◆ TASK OBJECTIVE: What lines below contain the word "JSON"? Please pull each one out.

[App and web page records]
——————

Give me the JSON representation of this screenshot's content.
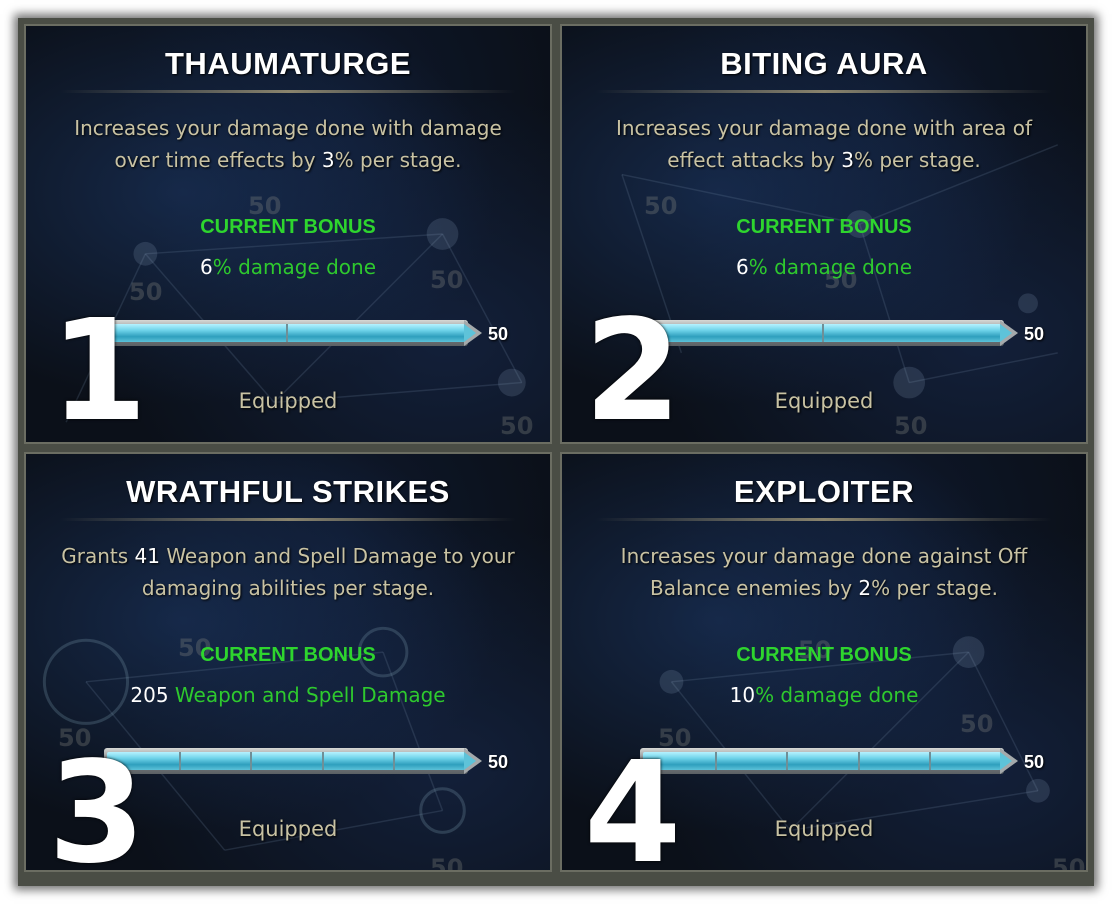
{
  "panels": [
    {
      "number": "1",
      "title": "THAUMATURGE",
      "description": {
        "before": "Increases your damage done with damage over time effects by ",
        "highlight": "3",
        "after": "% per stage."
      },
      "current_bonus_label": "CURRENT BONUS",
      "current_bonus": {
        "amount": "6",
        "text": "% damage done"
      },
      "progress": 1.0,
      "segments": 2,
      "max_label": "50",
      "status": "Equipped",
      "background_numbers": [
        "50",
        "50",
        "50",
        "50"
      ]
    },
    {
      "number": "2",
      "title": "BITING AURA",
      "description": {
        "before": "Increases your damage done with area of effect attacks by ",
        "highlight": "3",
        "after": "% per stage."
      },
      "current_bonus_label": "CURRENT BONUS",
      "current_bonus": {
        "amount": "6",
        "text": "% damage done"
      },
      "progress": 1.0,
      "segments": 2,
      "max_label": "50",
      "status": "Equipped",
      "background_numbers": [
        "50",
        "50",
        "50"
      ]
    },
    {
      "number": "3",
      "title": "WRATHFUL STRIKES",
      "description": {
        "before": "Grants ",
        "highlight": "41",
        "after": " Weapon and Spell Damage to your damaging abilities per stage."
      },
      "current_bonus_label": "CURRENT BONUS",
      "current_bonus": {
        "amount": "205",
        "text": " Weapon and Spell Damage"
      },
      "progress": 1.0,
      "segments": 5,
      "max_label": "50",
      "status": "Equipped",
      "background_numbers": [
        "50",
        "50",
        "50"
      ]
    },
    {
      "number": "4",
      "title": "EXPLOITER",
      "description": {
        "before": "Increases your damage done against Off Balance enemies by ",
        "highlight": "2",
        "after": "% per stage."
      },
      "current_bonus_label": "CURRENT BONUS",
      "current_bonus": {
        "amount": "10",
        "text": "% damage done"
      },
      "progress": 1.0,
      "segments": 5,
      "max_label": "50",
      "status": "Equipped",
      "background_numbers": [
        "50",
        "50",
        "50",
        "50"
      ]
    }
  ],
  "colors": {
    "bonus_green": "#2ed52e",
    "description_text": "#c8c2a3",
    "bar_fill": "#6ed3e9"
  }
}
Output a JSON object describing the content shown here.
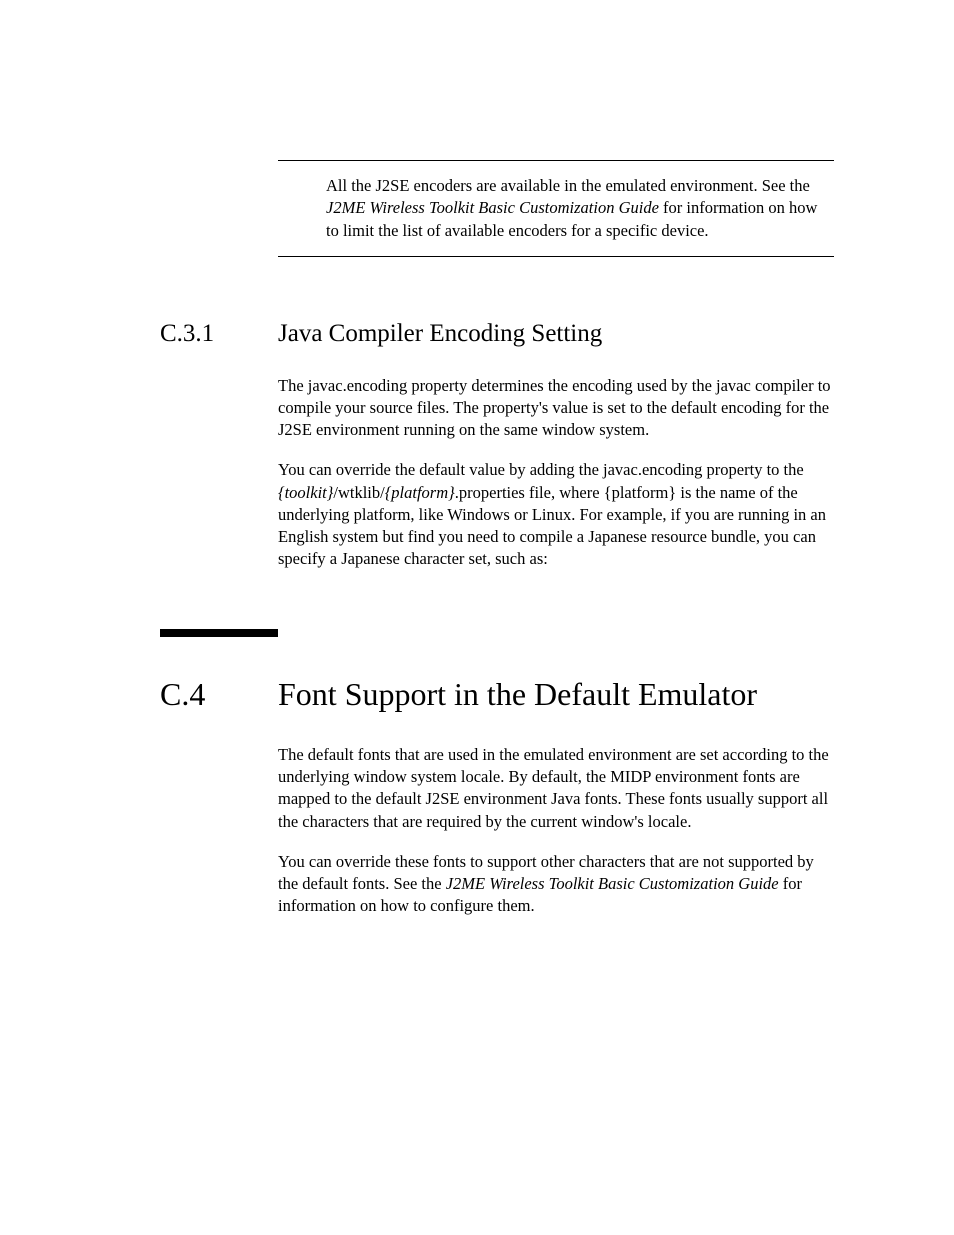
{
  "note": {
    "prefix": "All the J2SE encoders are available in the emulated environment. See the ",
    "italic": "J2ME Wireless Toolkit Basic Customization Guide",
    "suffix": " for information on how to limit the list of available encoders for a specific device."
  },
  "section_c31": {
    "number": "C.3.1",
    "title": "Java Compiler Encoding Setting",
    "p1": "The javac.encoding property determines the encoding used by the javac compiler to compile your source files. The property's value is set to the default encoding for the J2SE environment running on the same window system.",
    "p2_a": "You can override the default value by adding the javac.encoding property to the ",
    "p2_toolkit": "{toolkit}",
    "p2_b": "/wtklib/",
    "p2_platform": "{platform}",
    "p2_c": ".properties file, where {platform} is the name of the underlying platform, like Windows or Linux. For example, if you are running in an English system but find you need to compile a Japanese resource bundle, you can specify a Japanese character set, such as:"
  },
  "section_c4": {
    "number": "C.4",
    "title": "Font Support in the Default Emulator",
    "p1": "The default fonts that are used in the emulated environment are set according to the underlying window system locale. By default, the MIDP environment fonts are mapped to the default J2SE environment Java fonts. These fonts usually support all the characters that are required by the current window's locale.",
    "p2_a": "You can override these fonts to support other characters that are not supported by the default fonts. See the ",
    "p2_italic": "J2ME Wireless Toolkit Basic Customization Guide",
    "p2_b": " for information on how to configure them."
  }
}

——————

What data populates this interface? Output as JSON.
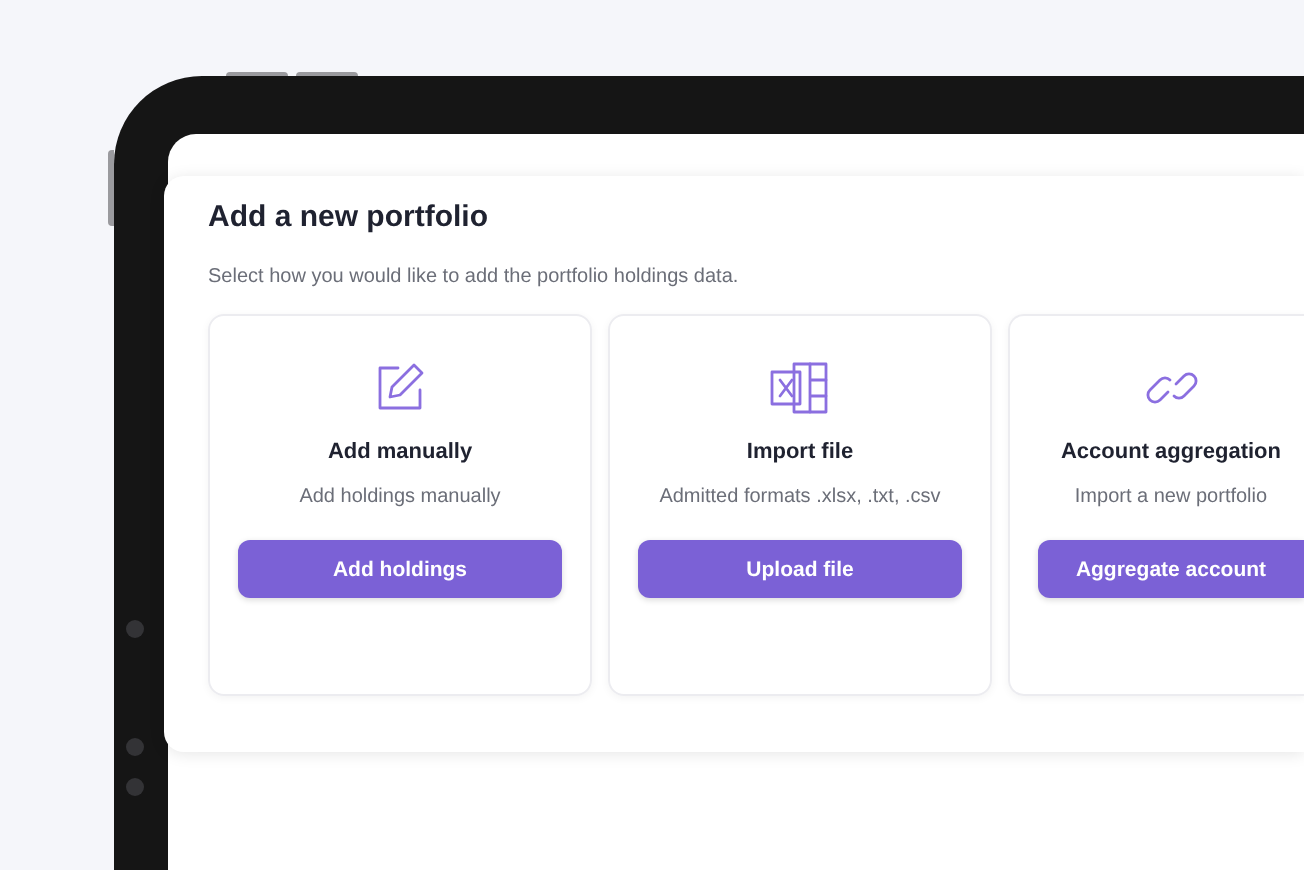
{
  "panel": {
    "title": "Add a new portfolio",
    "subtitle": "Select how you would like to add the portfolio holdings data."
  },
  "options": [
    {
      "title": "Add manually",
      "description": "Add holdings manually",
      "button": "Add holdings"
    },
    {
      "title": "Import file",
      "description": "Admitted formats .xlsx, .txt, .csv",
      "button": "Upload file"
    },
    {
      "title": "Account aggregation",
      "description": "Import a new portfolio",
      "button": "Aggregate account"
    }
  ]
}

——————

◆ RESPONSE BOX:
Give me the JSON representation of this screenshot's content.
Output a JSON object describing the content shown here.
What data populates this interface? Output as JSON.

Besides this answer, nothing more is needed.